Excerpts from a dataset
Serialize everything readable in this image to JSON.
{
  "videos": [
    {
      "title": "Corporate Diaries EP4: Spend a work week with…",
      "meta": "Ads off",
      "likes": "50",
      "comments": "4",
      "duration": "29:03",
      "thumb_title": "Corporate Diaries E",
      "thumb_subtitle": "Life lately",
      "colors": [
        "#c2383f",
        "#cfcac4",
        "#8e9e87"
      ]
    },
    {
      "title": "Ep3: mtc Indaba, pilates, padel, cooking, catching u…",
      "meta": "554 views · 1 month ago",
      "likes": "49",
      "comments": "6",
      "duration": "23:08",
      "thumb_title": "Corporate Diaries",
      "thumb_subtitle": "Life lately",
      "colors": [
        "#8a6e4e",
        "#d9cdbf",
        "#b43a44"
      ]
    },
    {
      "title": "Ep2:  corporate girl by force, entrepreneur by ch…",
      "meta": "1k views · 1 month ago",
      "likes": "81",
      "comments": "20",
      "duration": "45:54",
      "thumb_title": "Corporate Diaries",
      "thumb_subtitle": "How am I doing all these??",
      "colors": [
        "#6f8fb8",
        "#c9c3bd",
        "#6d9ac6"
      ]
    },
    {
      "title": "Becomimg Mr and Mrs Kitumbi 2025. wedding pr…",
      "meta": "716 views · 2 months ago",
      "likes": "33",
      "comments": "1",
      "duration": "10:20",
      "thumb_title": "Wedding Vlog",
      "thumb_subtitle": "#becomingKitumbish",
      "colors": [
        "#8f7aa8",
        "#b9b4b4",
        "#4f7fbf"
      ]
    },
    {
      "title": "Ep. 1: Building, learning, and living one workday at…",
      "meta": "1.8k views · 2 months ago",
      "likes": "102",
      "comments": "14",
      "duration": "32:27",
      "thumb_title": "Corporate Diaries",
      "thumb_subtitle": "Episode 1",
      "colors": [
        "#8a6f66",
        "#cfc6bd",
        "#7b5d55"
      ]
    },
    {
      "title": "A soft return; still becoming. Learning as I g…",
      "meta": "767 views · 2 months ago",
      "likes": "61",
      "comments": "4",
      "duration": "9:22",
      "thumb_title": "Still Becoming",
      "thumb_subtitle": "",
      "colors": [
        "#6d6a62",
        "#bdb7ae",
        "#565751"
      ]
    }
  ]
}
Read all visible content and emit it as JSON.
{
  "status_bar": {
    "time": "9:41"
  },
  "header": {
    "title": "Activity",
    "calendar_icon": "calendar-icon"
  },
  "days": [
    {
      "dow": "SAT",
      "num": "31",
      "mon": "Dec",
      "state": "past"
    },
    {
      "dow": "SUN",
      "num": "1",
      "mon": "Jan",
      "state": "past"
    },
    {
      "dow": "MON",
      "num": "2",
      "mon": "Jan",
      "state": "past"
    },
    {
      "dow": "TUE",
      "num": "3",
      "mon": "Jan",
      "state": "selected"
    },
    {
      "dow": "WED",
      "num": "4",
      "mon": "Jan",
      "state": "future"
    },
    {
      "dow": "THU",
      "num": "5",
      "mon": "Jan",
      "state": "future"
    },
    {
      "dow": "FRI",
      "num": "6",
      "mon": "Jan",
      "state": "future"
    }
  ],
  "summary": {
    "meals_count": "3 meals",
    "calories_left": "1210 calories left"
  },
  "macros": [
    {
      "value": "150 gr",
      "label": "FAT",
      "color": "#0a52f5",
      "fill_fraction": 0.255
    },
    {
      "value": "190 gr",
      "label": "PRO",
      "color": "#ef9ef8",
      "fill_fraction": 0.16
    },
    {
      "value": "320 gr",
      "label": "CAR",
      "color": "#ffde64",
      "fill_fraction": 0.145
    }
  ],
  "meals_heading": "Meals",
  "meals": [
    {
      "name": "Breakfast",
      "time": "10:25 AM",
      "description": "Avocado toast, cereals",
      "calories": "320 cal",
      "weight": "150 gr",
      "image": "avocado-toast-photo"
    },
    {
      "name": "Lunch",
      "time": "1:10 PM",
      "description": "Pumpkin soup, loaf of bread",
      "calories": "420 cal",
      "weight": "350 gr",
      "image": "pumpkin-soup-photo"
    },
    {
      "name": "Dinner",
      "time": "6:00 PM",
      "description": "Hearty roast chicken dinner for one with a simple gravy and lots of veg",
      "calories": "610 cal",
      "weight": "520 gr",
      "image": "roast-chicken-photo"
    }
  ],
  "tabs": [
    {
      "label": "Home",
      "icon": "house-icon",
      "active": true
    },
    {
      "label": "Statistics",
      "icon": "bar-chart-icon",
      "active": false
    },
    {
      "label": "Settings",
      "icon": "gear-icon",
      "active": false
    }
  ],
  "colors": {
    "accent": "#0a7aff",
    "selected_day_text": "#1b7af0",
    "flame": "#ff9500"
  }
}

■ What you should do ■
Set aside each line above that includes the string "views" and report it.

■ Result ■
      "meta": "554 views · 1 month ago",
      "meta": "1k views · 1 month ago",
      "meta": "716 views · 2 months ago",
      "meta": "1.8k views · 2 months ago",
      "meta": "767 views · 2 months ago",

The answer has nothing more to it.